## DATA LISTING:
====

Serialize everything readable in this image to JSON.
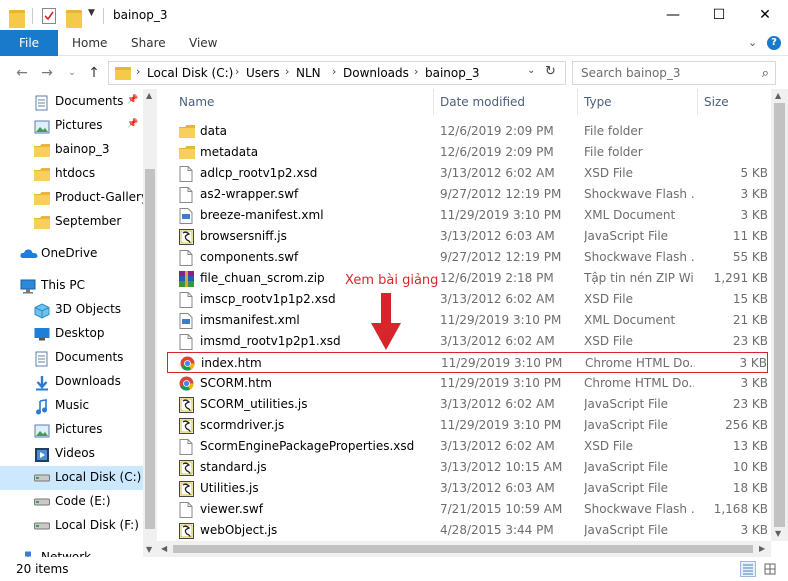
{
  "window": {
    "title": "bainop_3",
    "minimize_glyph": "—",
    "maximize_glyph": "☐",
    "close_glyph": "✕"
  },
  "ribbon": {
    "file_tab": "File",
    "tabs": [
      "Home",
      "Share",
      "View"
    ]
  },
  "address": {
    "crumbs": [
      "Local Disk (C:)",
      "Users",
      "NLN",
      "Downloads",
      "bainop_3"
    ]
  },
  "search": {
    "placeholder": "Search bainop_3"
  },
  "nav_pane": {
    "items": [
      {
        "label": "Documents",
        "icon": "documents-icon",
        "pinned": true,
        "level": 1
      },
      {
        "label": "Pictures",
        "icon": "pictures-icon",
        "pinned": true,
        "level": 1
      },
      {
        "label": "bainop_3",
        "icon": "folder-icon",
        "pinned": false,
        "level": 1
      },
      {
        "label": "htdocs",
        "icon": "folder-icon",
        "pinned": false,
        "level": 1
      },
      {
        "label": "Product-Gallery-",
        "icon": "folder-icon",
        "pinned": false,
        "level": 1
      },
      {
        "label": "September",
        "icon": "folder-icon",
        "pinned": false,
        "level": 1
      },
      {
        "label": "OneDrive",
        "icon": "onedrive-icon",
        "pinned": false,
        "level": 0
      },
      {
        "label": "This PC",
        "icon": "pc-icon",
        "pinned": false,
        "level": 0
      },
      {
        "label": "3D Objects",
        "icon": "3d-objects-icon",
        "pinned": false,
        "level": 1
      },
      {
        "label": "Desktop",
        "icon": "desktop-icon",
        "pinned": false,
        "level": 1
      },
      {
        "label": "Documents",
        "icon": "documents-icon",
        "pinned": false,
        "level": 1
      },
      {
        "label": "Downloads",
        "icon": "downloads-icon",
        "pinned": false,
        "level": 1
      },
      {
        "label": "Music",
        "icon": "music-icon",
        "pinned": false,
        "level": 1
      },
      {
        "label": "Pictures",
        "icon": "pictures-icon",
        "pinned": false,
        "level": 1
      },
      {
        "label": "Videos",
        "icon": "videos-icon",
        "pinned": false,
        "level": 1
      },
      {
        "label": "Local Disk (C:)",
        "icon": "drive-icon",
        "pinned": false,
        "level": 1,
        "selected": true
      },
      {
        "label": "Code (E:)",
        "icon": "drive-icon",
        "pinned": false,
        "level": 1
      },
      {
        "label": "Local Disk (F:)",
        "icon": "drive-icon",
        "pinned": false,
        "level": 1
      },
      {
        "label": "Network",
        "icon": "network-icon",
        "pinned": false,
        "level": 0
      }
    ]
  },
  "columns": {
    "name": "Name",
    "date": "Date modified",
    "type": "Type",
    "size": "Size"
  },
  "files": [
    {
      "name": "data",
      "date": "12/6/2019 2:09 PM",
      "type": "File folder",
      "size": "",
      "icon": "folder-icon"
    },
    {
      "name": "metadata",
      "date": "12/6/2019 2:09 PM",
      "type": "File folder",
      "size": "",
      "icon": "folder-icon"
    },
    {
      "name": "adlcp_rootv1p2.xsd",
      "date": "3/13/2012 6:02 AM",
      "type": "XSD File",
      "size": "5 KB",
      "icon": "file-icon"
    },
    {
      "name": "as2-wrapper.swf",
      "date": "9/27/2012 12:19 PM",
      "type": "Shockwave Flash ...",
      "size": "3 KB",
      "icon": "file-icon"
    },
    {
      "name": "breeze-manifest.xml",
      "date": "11/29/2019 3:10 PM",
      "type": "XML Document",
      "size": "3 KB",
      "icon": "xml-icon"
    },
    {
      "name": "browsersniff.js",
      "date": "3/13/2012 6:03 AM",
      "type": "JavaScript File",
      "size": "11 KB",
      "icon": "js-icon"
    },
    {
      "name": "components.swf",
      "date": "9/27/2012 12:19 PM",
      "type": "Shockwave Flash ...",
      "size": "55 KB",
      "icon": "file-icon"
    },
    {
      "name": "file_chuan_scrom.zip",
      "date": "12/6/2019 2:18 PM",
      "type": "Tập tin nén ZIP Wi...",
      "size": "1,291 KB",
      "icon": "zip-icon"
    },
    {
      "name": "imscp_rootv1p1p2.xsd",
      "date": "3/13/2012 6:02 AM",
      "type": "XSD File",
      "size": "15 KB",
      "icon": "file-icon"
    },
    {
      "name": "imsmanifest.xml",
      "date": "11/29/2019 3:10 PM",
      "type": "XML Document",
      "size": "21 KB",
      "icon": "xml-icon"
    },
    {
      "name": "imsmd_rootv1p2p1.xsd",
      "date": "3/13/2012 6:02 AM",
      "type": "XSD File",
      "size": "23 KB",
      "icon": "file-icon"
    },
    {
      "name": "index.htm",
      "date": "11/29/2019 3:10 PM",
      "type": "Chrome HTML Do...",
      "size": "3 KB",
      "icon": "chrome-icon",
      "highlighted": true
    },
    {
      "name": "SCORM.htm",
      "date": "11/29/2019 3:10 PM",
      "type": "Chrome HTML Do...",
      "size": "3 KB",
      "icon": "chrome-icon"
    },
    {
      "name": "SCORM_utilities.js",
      "date": "3/13/2012 6:02 AM",
      "type": "JavaScript File",
      "size": "23 KB",
      "icon": "js-icon"
    },
    {
      "name": "scormdriver.js",
      "date": "11/29/2019 3:10 PM",
      "type": "JavaScript File",
      "size": "256 KB",
      "icon": "js-icon"
    },
    {
      "name": "ScormEnginePackageProperties.xsd",
      "date": "3/13/2012 6:02 AM",
      "type": "XSD File",
      "size": "13 KB",
      "icon": "file-icon"
    },
    {
      "name": "standard.js",
      "date": "3/13/2012 10:15 AM",
      "type": "JavaScript File",
      "size": "10 KB",
      "icon": "js-icon"
    },
    {
      "name": "Utilities.js",
      "date": "3/13/2012 6:03 AM",
      "type": "JavaScript File",
      "size": "18 KB",
      "icon": "js-icon"
    },
    {
      "name": "viewer.swf",
      "date": "7/21/2015 10:59 AM",
      "type": "Shockwave Flash ...",
      "size": "1,168 KB",
      "icon": "file-icon"
    },
    {
      "name": "webObject.js",
      "date": "4/28/2015 3:44 PM",
      "type": "JavaScript File",
      "size": "3 KB",
      "icon": "js-icon"
    }
  ],
  "annotation": {
    "text": "Xem bài giảng",
    "color": "#d6262b"
  },
  "status": {
    "item_count": "20 items"
  },
  "colors": {
    "accent": "#1979ca",
    "selection": "#cce8ff",
    "annotation": "#d6262b"
  }
}
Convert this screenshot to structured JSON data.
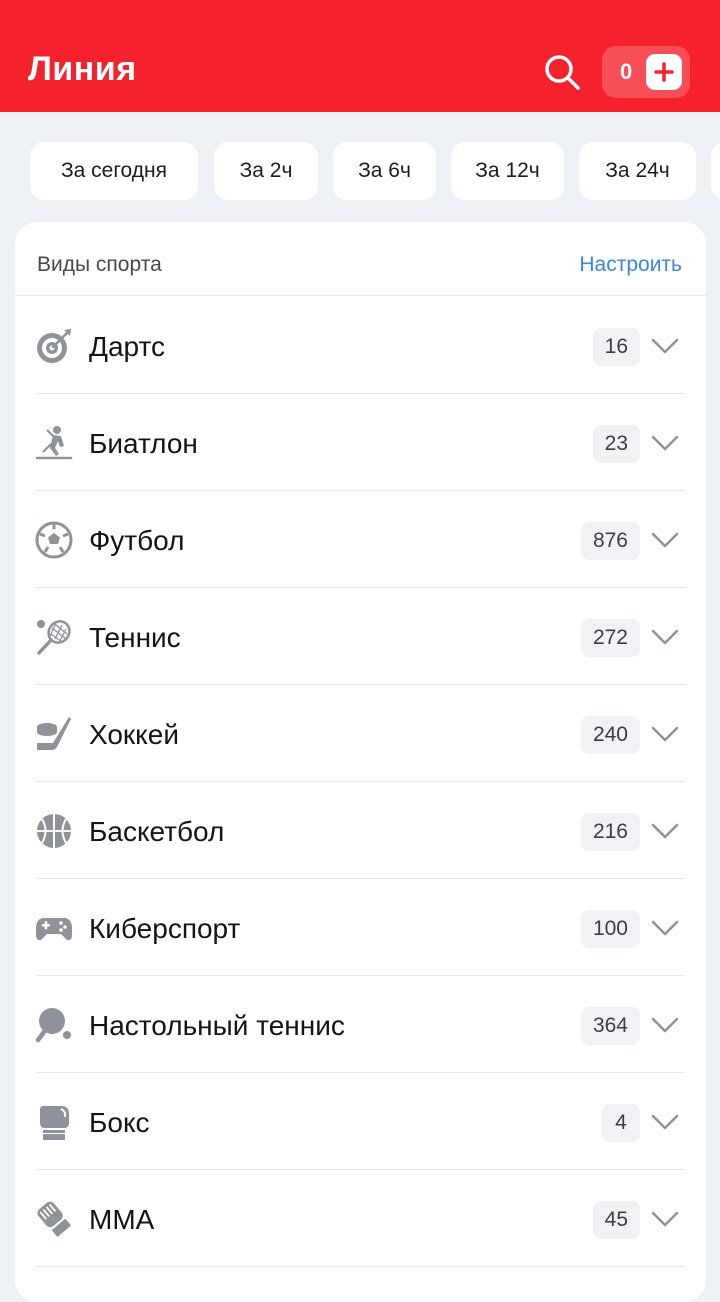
{
  "header": {
    "title": "Линия",
    "balance": "0",
    "icons": {
      "search": "search-icon",
      "add": "plus-icon"
    },
    "colors": {
      "brand": "#f5222d",
      "link": "#3d86d8"
    }
  },
  "filters": [
    {
      "label": "За сегодня"
    },
    {
      "label": "За 2ч"
    },
    {
      "label": "За 6ч"
    },
    {
      "label": "За 12ч"
    },
    {
      "label": "За 24ч"
    }
  ],
  "sports": {
    "title": "Виды спорта",
    "action": "Настроить",
    "items": [
      {
        "label": "Дартс",
        "count": "16",
        "icon": "darts-icon"
      },
      {
        "label": "Биатлон",
        "count": "23",
        "icon": "biathlon-icon"
      },
      {
        "label": "Футбол",
        "count": "876",
        "icon": "football-icon"
      },
      {
        "label": "Теннис",
        "count": "272",
        "icon": "tennis-icon"
      },
      {
        "label": "Хоккей",
        "count": "240",
        "icon": "hockey-icon"
      },
      {
        "label": "Баскетбол",
        "count": "216",
        "icon": "basketball-icon"
      },
      {
        "label": "Киберспорт",
        "count": "100",
        "icon": "gamepad-icon"
      },
      {
        "label": "Настольный теннис",
        "count": "364",
        "icon": "table-tennis-icon"
      },
      {
        "label": "Бокс",
        "count": "4",
        "icon": "boxing-glove-icon"
      },
      {
        "label": "MMA",
        "count": "45",
        "icon": "mma-glove-icon"
      }
    ]
  }
}
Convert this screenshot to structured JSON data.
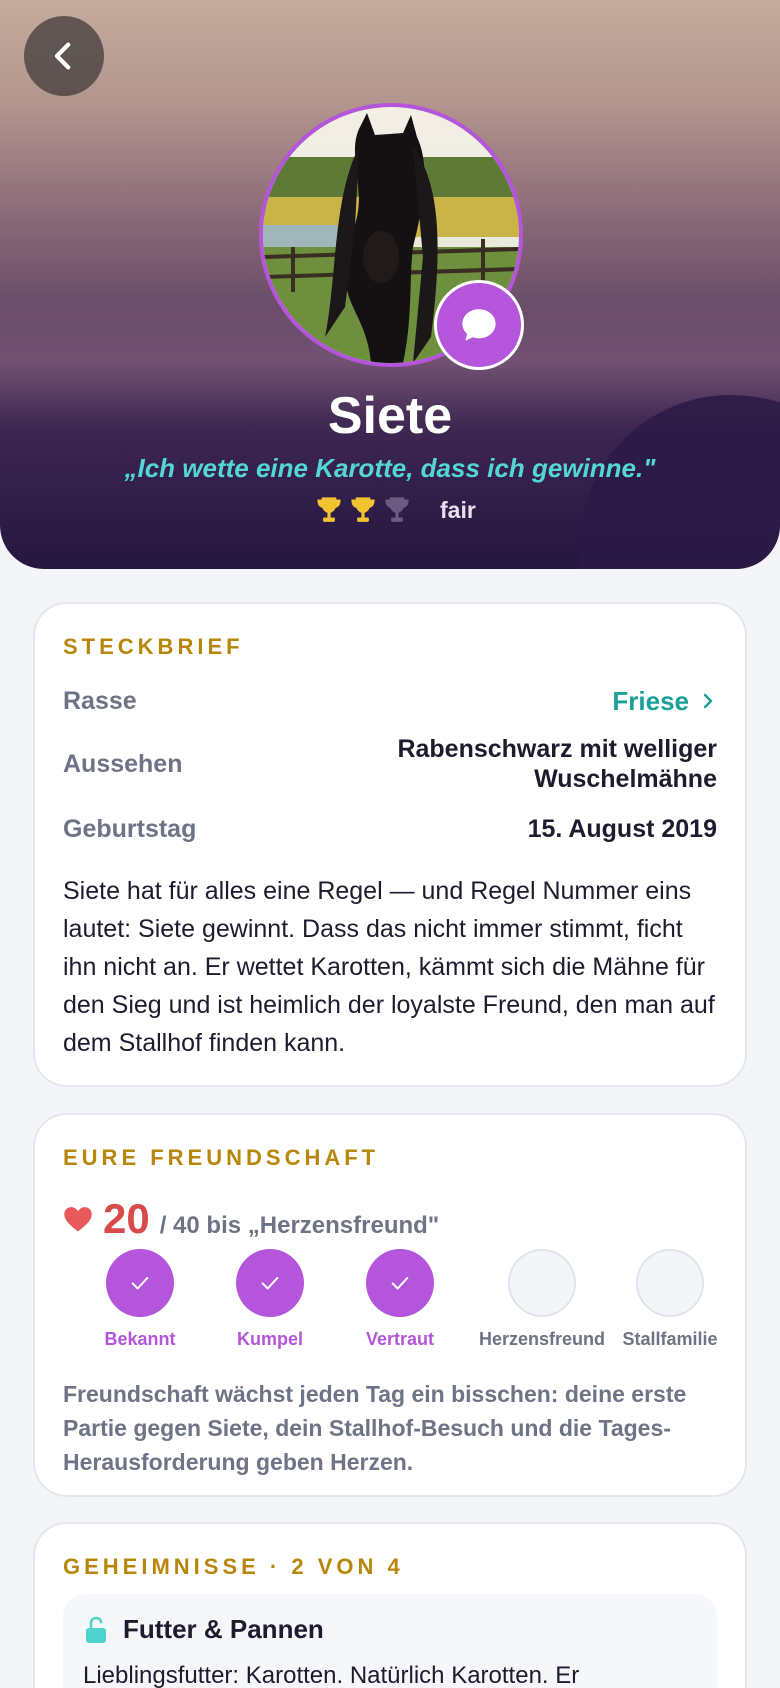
{
  "profile": {
    "name": "Siete",
    "quote": "„Ich wette eine Karotte, dass ich gewinne.\"",
    "trophies_earned": 2,
    "trophies_total": 3,
    "rating": "fair"
  },
  "steckbrief": {
    "title": "STECKBRIEF",
    "rows": [
      {
        "label": "Rasse",
        "value": "Friese"
      },
      {
        "label": "Aussehen",
        "value_line1": "Rabenschwarz mit welliger",
        "value_line2": "Wuschelmähne"
      },
      {
        "label": "Geburtstag",
        "value": "15. August 2019"
      }
    ],
    "bio": "Siete hat für alles eine Regel — und Regel Nummer eins lautet: Siete gewinnt. Dass das nicht immer stimmt, ficht ihn nicht an. Er wettet Karotten, kämmt sich die Mähne für den Sieg und ist heimlich der loyalste Freund, den man auf dem Stallhof finden kann."
  },
  "friendship": {
    "title": "EURE FREUNDSCHAFT",
    "points": "20",
    "goal_text": "/ 40 bis „Herzensfreund\"",
    "levels": [
      {
        "label": "Bekannt",
        "done": true
      },
      {
        "label": "Kumpel",
        "done": true
      },
      {
        "label": "Vertraut",
        "done": true
      },
      {
        "label": "Herzensfreund",
        "done": false
      },
      {
        "label": "Stallfamilie",
        "done": false
      }
    ],
    "note": "Freundschaft wächst jeden Tag ein bisschen: deine erste Partie gegen Siete, dein Stallhof-Besuch und die Tages-Herausforderung geben Herzen."
  },
  "secrets": {
    "title": "GEHEIMNISSE · 2 VON 4",
    "items": [
      {
        "title": "Futter & Pannen",
        "text": "Lieblingsfutter: Karotten. Natürlich Karotten. Er"
      }
    ]
  },
  "colors": {
    "accent_purple": "#b455db",
    "gold": "#b8860b",
    "teal": "#1c9f98",
    "heart_red": "#d94a4a",
    "quote_cyan": "#55d6d6"
  }
}
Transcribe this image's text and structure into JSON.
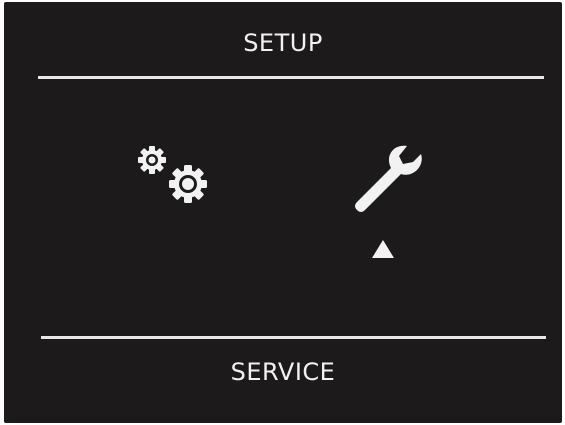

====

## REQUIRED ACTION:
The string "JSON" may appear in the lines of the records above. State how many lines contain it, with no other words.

## WRITTEN ANSWER:
4